Dovey Junction railway station
|Welsh: Cyffordd Dyfi|
Dovey Junction with Aberystwyth-bound train approaching
|Managed by||Transport for Wales|
|Number of platforms||2|
|Live arrivals/departures, station information and onward connections|
from National Rail Enquiries
|Annual rail passenger usage*|
|Key dates||Opened 1863|
|1 July 1904||Renamed Dovey Junction|
|National Rail – UK railway stations|
|* Annual estimated passenger usage based on sales of tickets in stated financial year(s) which end or originate at Dovey Junction from Office of Rail and Road statistics. Methodology may vary year on year.|
|UK Railways portal|
Dovey Junction railway station (Welsh: Cyffordd Dyfi) is a railway station on the Cambrian Line in Wales. It is the junction where the line splits into the line to Aberystwyth and the Cambrian Coast Line to Pwllheli. Passenger services are provided by Transport for Wales. There is a single island platform.
The station is in Powys, about 440 yards (400 m) NE of the junction of three counties: the current "principal areas" of Ceredigion, Powys and Gwynedd, corresponding to the traditional counties of Cardiganshire, Montgomeryshire and Merionethshire.
The station is in the midst of the large Dyfi National Nature Reserve, near the Cardigan Bay coast. There is no settlement here but, contrary to common belief, it is not completely isolated: a 0.62-mile (1 km) footpath provides passenger access to and from the hamlet of Glandyfi in Ceredigion and a main road (the A487).
The station was opened in 1863 as Glandovey Junction. It was renamed Dovey Junction in 1904.
The station has been rebuilt twice in recent years: the original Cambrian Railways buildings were first replaced in the 1970s by a flat-roofed station building. This building was subsequently replaced in the 1990s by a simple bus shelter, having fallen into a state of disrepair and being far larger than required at this remote location.
The station platforms were raised in 2008 in conjunction with raising of the tracks, to reduce the likelihood of closure of this section of line due to flooding. The work was part of a major programme of work on the Cambrian Line, including ERTMS signalling to replace the previous RETB system and an extended (dynamic) passing loop at Welshpool to permit running an hourly service from Shrewsbury-Aberystwyth in the future.
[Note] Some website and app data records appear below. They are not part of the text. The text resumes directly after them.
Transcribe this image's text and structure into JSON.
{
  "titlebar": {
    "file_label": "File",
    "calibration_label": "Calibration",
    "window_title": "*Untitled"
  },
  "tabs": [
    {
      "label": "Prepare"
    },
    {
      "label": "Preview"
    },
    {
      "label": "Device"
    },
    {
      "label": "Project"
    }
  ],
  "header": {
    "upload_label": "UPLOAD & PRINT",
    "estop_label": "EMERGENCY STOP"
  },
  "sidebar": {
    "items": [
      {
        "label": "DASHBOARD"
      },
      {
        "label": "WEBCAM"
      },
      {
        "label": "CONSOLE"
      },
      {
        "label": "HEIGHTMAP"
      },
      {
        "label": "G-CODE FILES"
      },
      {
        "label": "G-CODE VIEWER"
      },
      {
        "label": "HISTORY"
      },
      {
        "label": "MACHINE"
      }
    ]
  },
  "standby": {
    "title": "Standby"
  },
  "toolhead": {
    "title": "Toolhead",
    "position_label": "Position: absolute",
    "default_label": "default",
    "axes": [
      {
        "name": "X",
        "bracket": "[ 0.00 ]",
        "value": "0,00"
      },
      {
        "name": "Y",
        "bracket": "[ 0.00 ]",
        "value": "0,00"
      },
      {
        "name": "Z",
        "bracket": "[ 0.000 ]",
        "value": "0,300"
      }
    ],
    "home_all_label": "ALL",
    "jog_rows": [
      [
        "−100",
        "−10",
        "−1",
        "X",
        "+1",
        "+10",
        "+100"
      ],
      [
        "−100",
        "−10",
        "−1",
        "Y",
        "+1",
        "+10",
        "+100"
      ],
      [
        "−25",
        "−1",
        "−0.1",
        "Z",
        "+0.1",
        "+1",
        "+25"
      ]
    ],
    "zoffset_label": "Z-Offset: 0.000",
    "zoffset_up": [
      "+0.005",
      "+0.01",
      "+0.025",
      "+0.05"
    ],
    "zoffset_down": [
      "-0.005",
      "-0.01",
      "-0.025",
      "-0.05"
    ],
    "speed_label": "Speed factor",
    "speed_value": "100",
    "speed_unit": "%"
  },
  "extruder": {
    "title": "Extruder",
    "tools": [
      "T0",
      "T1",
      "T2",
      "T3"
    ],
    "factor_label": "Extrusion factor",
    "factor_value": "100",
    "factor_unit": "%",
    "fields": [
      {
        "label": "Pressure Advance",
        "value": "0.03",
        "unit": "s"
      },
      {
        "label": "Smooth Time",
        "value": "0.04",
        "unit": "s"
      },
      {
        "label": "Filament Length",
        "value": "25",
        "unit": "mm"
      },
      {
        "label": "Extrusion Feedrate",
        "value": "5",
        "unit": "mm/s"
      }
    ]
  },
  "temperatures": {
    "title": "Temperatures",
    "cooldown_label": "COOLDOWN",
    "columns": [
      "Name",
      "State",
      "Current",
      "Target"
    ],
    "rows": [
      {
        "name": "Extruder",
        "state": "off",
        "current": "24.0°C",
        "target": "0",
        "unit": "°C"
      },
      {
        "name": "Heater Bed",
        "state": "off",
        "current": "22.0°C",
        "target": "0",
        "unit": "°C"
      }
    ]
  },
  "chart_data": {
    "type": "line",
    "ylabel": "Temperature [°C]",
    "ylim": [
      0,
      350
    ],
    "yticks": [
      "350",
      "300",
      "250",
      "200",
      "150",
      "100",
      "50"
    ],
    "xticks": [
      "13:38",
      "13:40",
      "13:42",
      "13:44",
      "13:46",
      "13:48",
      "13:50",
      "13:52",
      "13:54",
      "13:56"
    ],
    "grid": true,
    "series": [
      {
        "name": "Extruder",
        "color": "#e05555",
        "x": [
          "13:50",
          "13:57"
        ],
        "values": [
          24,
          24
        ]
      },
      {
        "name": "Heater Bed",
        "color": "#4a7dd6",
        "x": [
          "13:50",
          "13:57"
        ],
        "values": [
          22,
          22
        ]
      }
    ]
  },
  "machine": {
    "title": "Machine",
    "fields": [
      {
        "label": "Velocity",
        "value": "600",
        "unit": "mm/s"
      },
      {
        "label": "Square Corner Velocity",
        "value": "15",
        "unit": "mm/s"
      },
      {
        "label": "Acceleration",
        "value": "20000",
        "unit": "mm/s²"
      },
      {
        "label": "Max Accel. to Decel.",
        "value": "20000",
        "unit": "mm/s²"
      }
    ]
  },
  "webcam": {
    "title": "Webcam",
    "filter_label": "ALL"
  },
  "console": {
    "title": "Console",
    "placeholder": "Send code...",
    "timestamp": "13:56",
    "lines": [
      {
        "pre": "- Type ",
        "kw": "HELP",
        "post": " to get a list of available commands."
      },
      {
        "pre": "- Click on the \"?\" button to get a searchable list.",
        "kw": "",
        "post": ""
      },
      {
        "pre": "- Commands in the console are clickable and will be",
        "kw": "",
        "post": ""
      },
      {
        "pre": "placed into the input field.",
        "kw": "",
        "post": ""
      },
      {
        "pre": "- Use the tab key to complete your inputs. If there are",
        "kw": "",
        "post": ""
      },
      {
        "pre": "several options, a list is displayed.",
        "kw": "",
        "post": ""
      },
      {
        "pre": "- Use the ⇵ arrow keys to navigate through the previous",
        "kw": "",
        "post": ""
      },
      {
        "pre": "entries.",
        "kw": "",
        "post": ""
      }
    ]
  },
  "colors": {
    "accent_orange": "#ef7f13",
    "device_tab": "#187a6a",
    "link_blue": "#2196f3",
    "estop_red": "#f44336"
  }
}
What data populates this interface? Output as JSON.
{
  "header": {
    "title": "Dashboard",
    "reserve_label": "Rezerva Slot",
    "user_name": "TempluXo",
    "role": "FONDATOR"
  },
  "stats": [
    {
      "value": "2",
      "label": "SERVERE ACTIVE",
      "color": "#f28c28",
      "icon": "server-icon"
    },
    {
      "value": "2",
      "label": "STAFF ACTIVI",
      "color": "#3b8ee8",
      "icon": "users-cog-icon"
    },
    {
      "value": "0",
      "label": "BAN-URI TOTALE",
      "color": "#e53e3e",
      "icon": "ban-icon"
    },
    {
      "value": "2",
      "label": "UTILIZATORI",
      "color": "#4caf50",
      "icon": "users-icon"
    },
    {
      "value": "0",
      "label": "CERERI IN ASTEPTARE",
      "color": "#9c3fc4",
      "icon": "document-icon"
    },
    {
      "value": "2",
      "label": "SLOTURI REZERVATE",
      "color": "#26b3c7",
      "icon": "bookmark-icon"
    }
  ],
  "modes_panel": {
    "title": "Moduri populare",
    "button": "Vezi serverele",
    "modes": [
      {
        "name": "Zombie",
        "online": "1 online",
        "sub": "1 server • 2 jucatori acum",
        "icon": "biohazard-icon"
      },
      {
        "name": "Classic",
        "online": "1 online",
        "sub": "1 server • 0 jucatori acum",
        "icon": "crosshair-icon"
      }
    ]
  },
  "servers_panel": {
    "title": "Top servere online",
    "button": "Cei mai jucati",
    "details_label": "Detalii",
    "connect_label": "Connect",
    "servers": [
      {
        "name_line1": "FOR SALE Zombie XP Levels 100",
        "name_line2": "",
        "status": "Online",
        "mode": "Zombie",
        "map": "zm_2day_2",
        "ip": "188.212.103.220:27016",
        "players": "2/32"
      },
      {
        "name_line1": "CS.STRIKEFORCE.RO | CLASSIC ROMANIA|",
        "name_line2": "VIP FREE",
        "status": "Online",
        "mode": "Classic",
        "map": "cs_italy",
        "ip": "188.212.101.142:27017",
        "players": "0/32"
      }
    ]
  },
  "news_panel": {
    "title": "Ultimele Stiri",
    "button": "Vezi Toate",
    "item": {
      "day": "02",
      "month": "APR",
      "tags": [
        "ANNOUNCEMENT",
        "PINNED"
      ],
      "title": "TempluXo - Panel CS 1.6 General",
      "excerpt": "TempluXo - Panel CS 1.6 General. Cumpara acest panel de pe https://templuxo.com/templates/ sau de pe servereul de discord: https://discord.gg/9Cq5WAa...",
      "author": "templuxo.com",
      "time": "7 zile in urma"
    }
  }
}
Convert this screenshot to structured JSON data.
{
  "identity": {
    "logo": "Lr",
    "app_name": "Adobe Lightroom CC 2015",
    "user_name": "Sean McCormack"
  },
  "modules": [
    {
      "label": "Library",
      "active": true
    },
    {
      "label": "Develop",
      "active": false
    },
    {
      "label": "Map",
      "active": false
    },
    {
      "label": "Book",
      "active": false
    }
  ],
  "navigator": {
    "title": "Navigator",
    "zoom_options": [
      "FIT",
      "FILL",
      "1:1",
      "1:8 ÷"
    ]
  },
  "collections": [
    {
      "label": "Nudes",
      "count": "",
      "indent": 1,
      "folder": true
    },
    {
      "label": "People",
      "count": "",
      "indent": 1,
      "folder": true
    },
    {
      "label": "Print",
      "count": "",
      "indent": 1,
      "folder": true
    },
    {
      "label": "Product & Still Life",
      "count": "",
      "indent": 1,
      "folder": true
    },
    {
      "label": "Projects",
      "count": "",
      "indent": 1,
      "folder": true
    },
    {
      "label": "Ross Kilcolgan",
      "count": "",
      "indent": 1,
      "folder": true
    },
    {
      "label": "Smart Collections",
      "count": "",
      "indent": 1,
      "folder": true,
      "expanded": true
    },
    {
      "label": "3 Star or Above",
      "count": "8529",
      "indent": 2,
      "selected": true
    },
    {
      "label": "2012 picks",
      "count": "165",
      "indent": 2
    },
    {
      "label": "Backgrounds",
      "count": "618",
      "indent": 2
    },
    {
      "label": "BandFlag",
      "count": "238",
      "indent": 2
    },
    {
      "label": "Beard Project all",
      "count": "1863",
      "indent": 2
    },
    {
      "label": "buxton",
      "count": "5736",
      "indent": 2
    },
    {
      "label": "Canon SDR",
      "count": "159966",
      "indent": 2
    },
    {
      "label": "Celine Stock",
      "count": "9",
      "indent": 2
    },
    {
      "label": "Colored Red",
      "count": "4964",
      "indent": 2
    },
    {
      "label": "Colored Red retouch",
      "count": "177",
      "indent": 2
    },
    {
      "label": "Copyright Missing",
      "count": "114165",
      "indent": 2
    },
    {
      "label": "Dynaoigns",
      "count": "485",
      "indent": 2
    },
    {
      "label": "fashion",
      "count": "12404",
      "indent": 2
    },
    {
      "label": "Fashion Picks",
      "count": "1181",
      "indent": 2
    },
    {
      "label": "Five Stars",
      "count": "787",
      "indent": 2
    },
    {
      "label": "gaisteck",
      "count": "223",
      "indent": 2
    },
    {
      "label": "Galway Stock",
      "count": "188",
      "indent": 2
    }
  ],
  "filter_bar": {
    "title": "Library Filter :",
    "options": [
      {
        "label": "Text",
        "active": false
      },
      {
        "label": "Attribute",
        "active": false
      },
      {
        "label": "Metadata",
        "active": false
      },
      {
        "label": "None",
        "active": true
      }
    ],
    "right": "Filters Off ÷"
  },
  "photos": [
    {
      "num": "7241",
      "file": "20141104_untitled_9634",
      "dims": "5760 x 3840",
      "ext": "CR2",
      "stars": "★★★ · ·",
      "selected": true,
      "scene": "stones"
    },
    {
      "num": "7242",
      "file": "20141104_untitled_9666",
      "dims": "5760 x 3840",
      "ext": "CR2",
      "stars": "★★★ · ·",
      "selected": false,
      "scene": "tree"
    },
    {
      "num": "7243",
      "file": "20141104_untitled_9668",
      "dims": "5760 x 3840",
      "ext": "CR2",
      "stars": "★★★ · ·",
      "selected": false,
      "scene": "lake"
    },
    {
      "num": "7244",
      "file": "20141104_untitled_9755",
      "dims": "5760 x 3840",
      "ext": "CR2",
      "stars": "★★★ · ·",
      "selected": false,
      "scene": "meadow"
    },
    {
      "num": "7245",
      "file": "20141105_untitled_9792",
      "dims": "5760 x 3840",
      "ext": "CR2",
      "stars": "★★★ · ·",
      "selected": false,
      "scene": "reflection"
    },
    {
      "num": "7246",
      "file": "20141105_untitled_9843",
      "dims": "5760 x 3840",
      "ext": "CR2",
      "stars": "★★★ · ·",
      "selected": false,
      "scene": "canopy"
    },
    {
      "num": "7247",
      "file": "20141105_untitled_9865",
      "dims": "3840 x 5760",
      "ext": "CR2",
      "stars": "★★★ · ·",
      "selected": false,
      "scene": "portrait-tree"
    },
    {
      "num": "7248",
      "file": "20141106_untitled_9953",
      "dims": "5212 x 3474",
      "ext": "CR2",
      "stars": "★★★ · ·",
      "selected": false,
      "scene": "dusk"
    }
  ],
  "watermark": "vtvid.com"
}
Dovey Junction is often quoted as a defining feature of the Great Western Railway in Wales: its inheritance of junctions in unlikely and inconvenient locations. Other examples are Moat Lane Junction, Talyllyn Junction, Afon Wen and Barmouth Junction (renamed Morfa Mawddach in 1960).
Trains call at least every two hours in each direction throughout the day (Mon–Sat), rising to once an hour during the morning and afternoon peaks and into the early evening. Platform 1 (south side) is used by services to/from Borth and Aberystwyth and platform 2 (north side) by trains along the coast to Barmouth and Pwllheli. Most trains serve both branches, with units joining or dividing at Machynlleth to make a 4-coach set east of there, though some trains (especially on Sundays) run between Birmingham or Shrewsbury and Aberystwyth only (some trains on both branches also start or end at Machynlleth).
On Sundays, there is a 2-hourly service between Shrewsbury and Aberystwyth all year, plus 3 trains each way in summer to/from Pwllheli but just a single train each way in the winter months.
- "Cambrian Railway Company. Alteration of Station Name". Montgomeryshire Echo. Wales. 16 July 1904. Retrieved 7 December 2017 – via British Newspaper Archive. (Subscription required (help)).
- Table 76 National Rail timetable, May 2017
- "The end of Dovey Jct's semaphores". RAIL. No. 82. EMAP National Publications. July 1988. p. 14. ISSN 0953-4563. OCLC 49953699.
Media related to Dovey Junction railway station at Wikimedia Commons
|Preceding station||National Rail||Following station|
|Transport for Wales|
|Transport for Wales|